___ GIVEN INFORMATION
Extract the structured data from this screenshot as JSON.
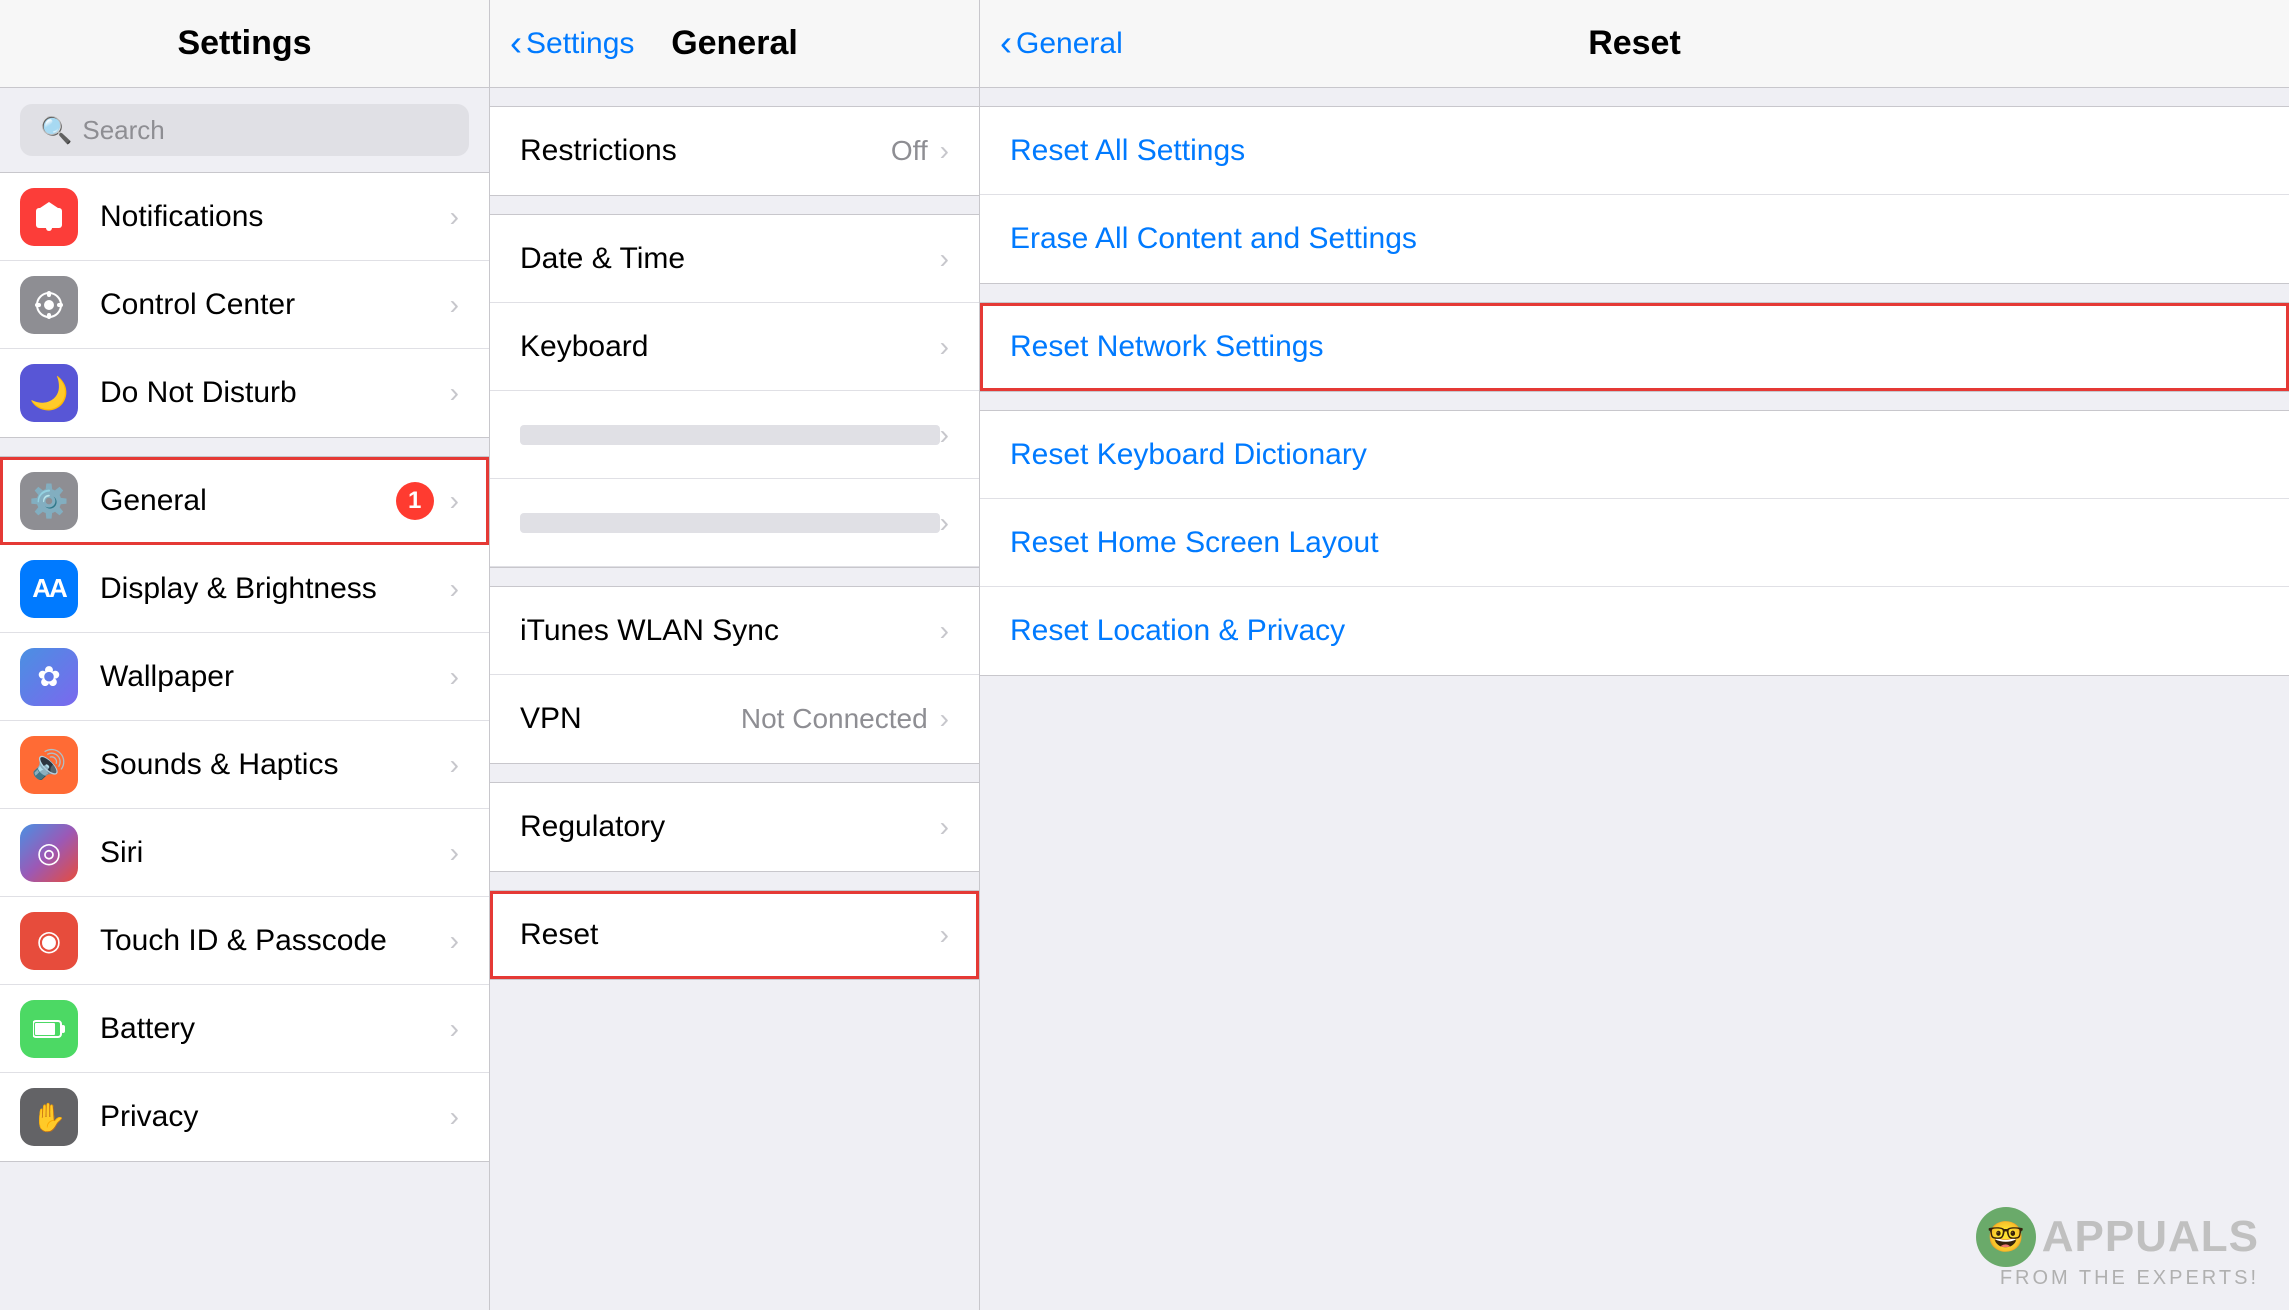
{
  "left_panel": {
    "title": "Settings",
    "search_placeholder": "Search",
    "items": [
      {
        "id": "notifications",
        "label": "Notifications",
        "icon_class": "icon-red",
        "icon_symbol": "🔔",
        "selected": false
      },
      {
        "id": "control-center",
        "label": "Control Center",
        "icon_class": "icon-gray",
        "icon_symbol": "⊞",
        "selected": false
      },
      {
        "id": "do-not-disturb",
        "label": "Do Not Disturb",
        "icon_class": "icon-purple",
        "icon_symbol": "🌙",
        "selected": false
      },
      {
        "id": "general",
        "label": "General",
        "icon_class": "icon-general",
        "icon_symbol": "⚙",
        "badge": "1",
        "selected": true
      },
      {
        "id": "display-brightness",
        "label": "Display & Brightness",
        "icon_class": "icon-blue-aa",
        "icon_symbol": "AA",
        "selected": false
      },
      {
        "id": "wallpaper",
        "label": "Wallpaper",
        "icon_class": "icon-blue-wallpaper",
        "icon_symbol": "✿",
        "selected": false
      },
      {
        "id": "sounds-haptics",
        "label": "Sounds & Haptics",
        "icon_class": "icon-orange-sounds",
        "icon_symbol": "🔊",
        "selected": false
      },
      {
        "id": "siri",
        "label": "Siri",
        "icon_class": "icon-siri",
        "icon_symbol": "◎",
        "selected": false
      },
      {
        "id": "touch-id-passcode",
        "label": "Touch ID & Passcode",
        "icon_class": "icon-touch-id",
        "icon_symbol": "◉",
        "selected": false
      },
      {
        "id": "battery",
        "label": "Battery",
        "icon_class": "icon-battery",
        "icon_symbol": "▮",
        "selected": false
      },
      {
        "id": "privacy",
        "label": "Privacy",
        "icon_class": "icon-privacy",
        "icon_symbol": "✋",
        "selected": false
      }
    ]
  },
  "middle_panel": {
    "back_label": "Settings",
    "title": "General",
    "items_group1": [
      {
        "id": "restrictions",
        "label": "Restrictions",
        "value": "Off"
      }
    ],
    "items_group2": [
      {
        "id": "date-time",
        "label": "Date & Time"
      },
      {
        "id": "keyboard",
        "label": "Keyboard"
      },
      {
        "id": "blurred1",
        "label": ""
      },
      {
        "id": "blurred2",
        "label": ""
      }
    ],
    "items_group3": [
      {
        "id": "itunes-wlan",
        "label": "iTunes WLAN Sync"
      },
      {
        "id": "vpn",
        "label": "VPN",
        "value": "Not Connected"
      }
    ],
    "items_group4": [
      {
        "id": "regulatory",
        "label": "Regulatory"
      }
    ],
    "items_group5": [
      {
        "id": "reset",
        "label": "Reset",
        "highlighted": true
      }
    ]
  },
  "right_panel": {
    "back_label": "General",
    "title": "Reset",
    "items_group1": [
      {
        "id": "reset-all-settings",
        "label": "Reset All Settings"
      },
      {
        "id": "erase-all",
        "label": "Erase All Content and Settings"
      }
    ],
    "items_group2": [
      {
        "id": "reset-network",
        "label": "Reset Network Settings",
        "highlighted": true
      }
    ],
    "items_group3": [
      {
        "id": "reset-keyboard",
        "label": "Reset Keyboard Dictionary"
      },
      {
        "id": "reset-home-screen",
        "label": "Reset Home Screen Layout"
      },
      {
        "id": "reset-location",
        "label": "Reset Location & Privacy"
      }
    ]
  },
  "watermark": {
    "logo": "A??PUALS",
    "sub": "FROM THE EXPERTS!"
  }
}
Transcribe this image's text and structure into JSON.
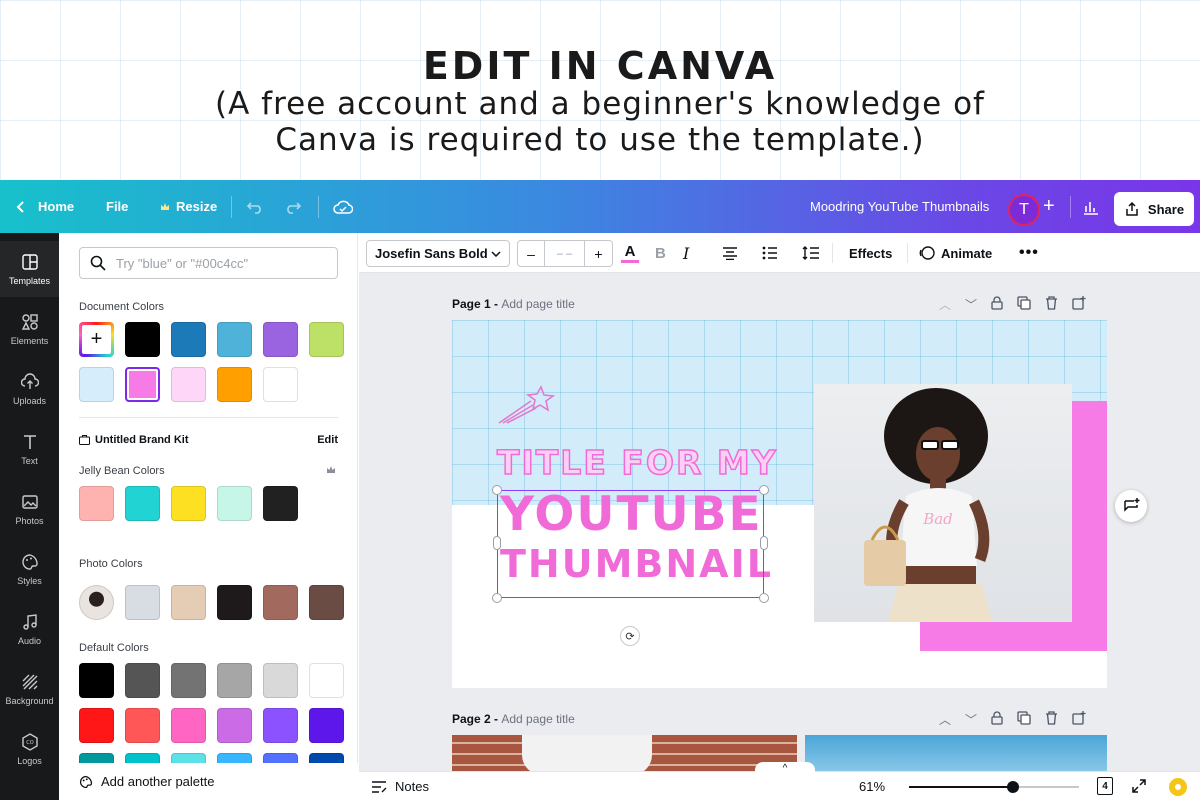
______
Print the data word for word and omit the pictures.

Extract the structured data from this screenshot as JSON.
{
  "left_panel": {
    "title": "Settings",
    "search_placeholder": "Search",
    "items": [
      {
        "id": "notifications",
        "label": "Notifications",
        "icon_class": "icon-red",
        "icon_symbol": "🔔",
        "selected": false
      },
      {
        "id": "control-center",
        "label": "Control Center",
        "icon_class": "icon-gray",
        "icon_symbol": "⊞",
        "selected": false
      },
      {
        "id": "do-not-disturb",
        "label": "Do Not Disturb",
        "icon_class": "icon-purple",
        "icon_symbol": "🌙",
        "selected": false
      },
      {
        "id": "general",
        "label": "General",
        "icon_class": "icon-general",
        "icon_symbol": "⚙",
        "badge": "1",
        "selected": true
      },
      {
        "id": "display-brightness",
        "label": "Display & Brightness",
        "icon_class": "icon-blue-aa",
        "icon_symbol": "AA",
        "selected": false
      },
      {
        "id": "wallpaper",
        "label": "Wallpaper",
        "icon_class": "icon-blue-wallpaper",
        "icon_symbol": "✿",
        "selected": false
      },
      {
        "id": "sounds-haptics",
        "label": "Sounds & Haptics",
        "icon_class": "icon-orange-sounds",
        "icon_symbol": "🔊",
        "selected": false
      },
      {
        "id": "siri",
        "label": "Siri",
        "icon_class": "icon-siri",
        "icon_symbol": "◎",
        "selected": false
      },
      {
        "id": "touch-id-passcode",
        "label": "Touch ID & Passcode",
        "icon_class": "icon-touch-id",
        "icon_symbol": "◉",
        "selected": false
      },
      {
        "id": "battery",
        "label": "Battery",
        "icon_class": "icon-battery",
        "icon_symbol": "▮",
        "selected": false
      },
      {
        "id": "privacy",
        "label": "Privacy",
        "icon_class": "icon-privacy",
        "icon_symbol": "✋",
        "selected": false
      }
    ]
  },
  "middle_panel": {
    "back_label": "Settings",
    "title": "General",
    "items_group1": [
      {
        "id": "restrictions",
        "label": "Restrictions",
        "value": "Off"
      }
    ],
    "items_group2": [
      {
        "id": "date-time",
        "label": "Date & Time"
      },
      {
        "id": "keyboard",
        "label": "Keyboard"
      },
      {
        "id": "blurred1",
        "label": ""
      },
      {
        "id": "blurred2",
        "label": ""
      }
    ],
    "items_group3": [
      {
        "id": "itunes-wlan",
        "label": "iTunes WLAN Sync"
      },
      {
        "id": "vpn",
        "label": "VPN",
        "value": "Not Connected"
      }
    ],
    "items_group4": [
      {
        "id": "regulatory",
        "label": "Regulatory"
      }
    ],
    "items_group5": [
      {
        "id": "reset",
        "label": "Reset",
        "highlighted": true
      }
    ]
  },
  "right_panel": {
    "back_label": "General",
    "title": "Reset",
    "items_group1": [
      {
        "id": "reset-all-settings",
        "label": "Reset All Settings"
      },
      {
        "id": "erase-all",
        "label": "Erase All Content and Settings"
      }
    ],
    "items_group2": [
      {
        "id": "reset-network",
        "label": "Reset Network Settings",
        "highlighted": true
      }
    ],
    "items_group3": [
      {
        "id": "reset-keyboard",
        "label": "Reset Keyboard Dictionary"
      },
      {
        "id": "reset-home-screen",
        "label": "Reset Home Screen Layout"
      },
      {
        "id": "reset-location",
        "label": "Reset Location & Privacy"
      }
    ]
  },
  "watermark": {
    "logo": "A??PUALS",
    "sub": "FROM THE EXPERTS!"
  }
}
Transcribe this image's text and structure into JSON.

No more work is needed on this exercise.